Recently I was driving along a country road lined on one side by rich-green cypress trees that had been aesthetically shaped by nature.
However my eyes were drawn to the other side where there was a bushland reserve filled with riotous, wild, grey-green native foliage. It seems to me that while so many exotic trees and plants are spectacular and easy on the eye, our bush has a unique and subtle beauty, full of pleasures for the discerning eye. It has always interested me that early painters were unable to capture the difference, and reproduced our bush looking very dense, green and English.
Autumn, without the colourful leaves of cold-climate exotic plants, does however provide a challenge to see the special sights.
Recently I discovered that I had totally missed one subtle difference, even after years of observation. I had been enjoying the luscious clusters of dimpled, deep-red berries of Seaberry Saltbush Rhagodia candolleana subsp. candolleana, but was wondering why some bushes were so slow to bear fruit. Wrong…these will never do so as they are the male plants!
The Saltbush, like several local plants such as Clematis and many Rice-flowers, are dioecious, which means the male and female flowers are on different plants.
At the Microscope Group I found that, even under strong magnification, it was hard to see the difference between the male flowers and the buds of the young female plants of the Saltbush. So now is the time to get out and identify the male and female plants, while enjoying the sight of the colourful fruits of the female plants.
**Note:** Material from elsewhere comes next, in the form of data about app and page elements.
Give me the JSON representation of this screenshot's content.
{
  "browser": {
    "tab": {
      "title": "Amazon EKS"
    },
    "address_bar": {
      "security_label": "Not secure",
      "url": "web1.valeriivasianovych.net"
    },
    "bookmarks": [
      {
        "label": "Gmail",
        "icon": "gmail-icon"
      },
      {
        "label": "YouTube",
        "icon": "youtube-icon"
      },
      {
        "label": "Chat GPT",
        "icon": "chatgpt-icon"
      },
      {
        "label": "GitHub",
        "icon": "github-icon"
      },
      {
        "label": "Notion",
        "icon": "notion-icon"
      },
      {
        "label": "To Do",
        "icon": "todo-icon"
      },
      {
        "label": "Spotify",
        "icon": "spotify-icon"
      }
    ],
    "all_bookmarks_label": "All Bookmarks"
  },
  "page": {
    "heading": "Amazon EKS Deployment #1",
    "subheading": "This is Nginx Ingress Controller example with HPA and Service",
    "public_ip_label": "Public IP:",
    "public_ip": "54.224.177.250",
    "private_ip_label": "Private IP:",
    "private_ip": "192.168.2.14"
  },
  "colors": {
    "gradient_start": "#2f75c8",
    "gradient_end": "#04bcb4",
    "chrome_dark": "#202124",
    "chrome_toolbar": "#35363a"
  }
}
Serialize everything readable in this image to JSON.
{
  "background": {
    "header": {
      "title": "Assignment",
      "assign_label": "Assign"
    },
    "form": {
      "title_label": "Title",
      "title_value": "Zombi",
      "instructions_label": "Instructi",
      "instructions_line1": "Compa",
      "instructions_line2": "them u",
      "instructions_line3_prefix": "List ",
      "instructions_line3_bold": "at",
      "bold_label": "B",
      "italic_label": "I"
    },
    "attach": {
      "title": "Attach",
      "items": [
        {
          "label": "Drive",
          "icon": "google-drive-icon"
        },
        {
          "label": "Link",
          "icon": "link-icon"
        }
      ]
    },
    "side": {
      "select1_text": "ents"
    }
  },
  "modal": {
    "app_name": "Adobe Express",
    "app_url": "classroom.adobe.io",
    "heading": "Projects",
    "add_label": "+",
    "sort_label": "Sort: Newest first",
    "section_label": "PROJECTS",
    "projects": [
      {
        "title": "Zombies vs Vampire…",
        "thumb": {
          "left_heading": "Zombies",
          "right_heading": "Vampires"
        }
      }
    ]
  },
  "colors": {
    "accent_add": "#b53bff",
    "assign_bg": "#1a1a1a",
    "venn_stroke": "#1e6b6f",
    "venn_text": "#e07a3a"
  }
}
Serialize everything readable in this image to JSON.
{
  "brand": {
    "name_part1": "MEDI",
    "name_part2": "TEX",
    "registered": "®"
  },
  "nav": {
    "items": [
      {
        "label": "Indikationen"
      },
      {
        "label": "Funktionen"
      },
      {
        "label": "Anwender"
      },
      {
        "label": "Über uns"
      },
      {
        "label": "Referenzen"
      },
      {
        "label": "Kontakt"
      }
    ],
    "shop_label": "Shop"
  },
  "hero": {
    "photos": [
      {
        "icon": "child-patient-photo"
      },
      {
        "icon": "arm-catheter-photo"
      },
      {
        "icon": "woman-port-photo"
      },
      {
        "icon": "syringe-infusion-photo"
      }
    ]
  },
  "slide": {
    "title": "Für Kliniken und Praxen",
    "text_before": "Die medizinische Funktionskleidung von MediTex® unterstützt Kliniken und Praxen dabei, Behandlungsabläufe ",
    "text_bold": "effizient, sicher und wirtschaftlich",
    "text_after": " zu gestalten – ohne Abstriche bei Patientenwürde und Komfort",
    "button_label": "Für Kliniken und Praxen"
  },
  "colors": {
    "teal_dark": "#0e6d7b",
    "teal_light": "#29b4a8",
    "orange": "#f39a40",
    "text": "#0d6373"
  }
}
Nodding Saltbush Einadia nutans subsp. nutans is also intriguing as it has interesting arrow-shaped leaves a bit like the Saltbush but much finer, and it currently has clusters of tiny, but quite gorgeous, bright-red berries.
It is a wiry, ground-hugging plant so it may require hands, knees and a magnifier to be fully appreciated.
The ‘pioneer plant‘ Kangaroo Apple Solanum is displaying its autumn wares with quite large oval green to yellow-orange fruits which are smooth and tactile.
The leaves may have irregular finger-like lobes…like kangaroo feet? However beware of all our native fruits as, while being a wonderful food source for birds, they are mostly not edible to us non-aboriginal Australians, who do not have the special knowledge required for removing the toxicity.
Well what about flowers? On the coastal cliffs the smoky, grey-green bushes of Coast Daisy-bush Olearia axillaris have developed a yellowish hue, as the tiny lemon-coloured flowers appear in the leaf axils.
This plant is well worth a close look, feel, and smell of the crushed leaves…so many aspects to delight the senses.
Along the coast the bright green, tall bushes of Coast Everlasting Ozothamnus turbinatus are coming into flower with bunches of soft yellow flowers…discussed in ‘What’s the Difference.’
These flowers also attract insects and colourful moths, so keep a lookout.
Finally in the heathlands look out for the flowers of Prickly Broom-heath Monotoca scoparia. These tiny flowers benefit from close inspection as they are also dioecious, the male flowers being a bit larger and with visible stamens.
What else is there to see? Who knows…keep a look out and you might see what the less discerning will miss!
Remember to carry ‘Flowers of Anglesea and Aireys Inlet’.
Sat 9:00am - 3:00pm
FEO - Fungi walk at Lake Elizabeth
Sun 10:00am - 12:00pm
Friends of Aireys Inlet–rehabilitation working bee
Mon 9:30am - 11:00am
Tue 10:00am - 11:30am
St Bernards College Working Bee
Wed 10:30am - 12:00pm
Annual Kangaroo Forum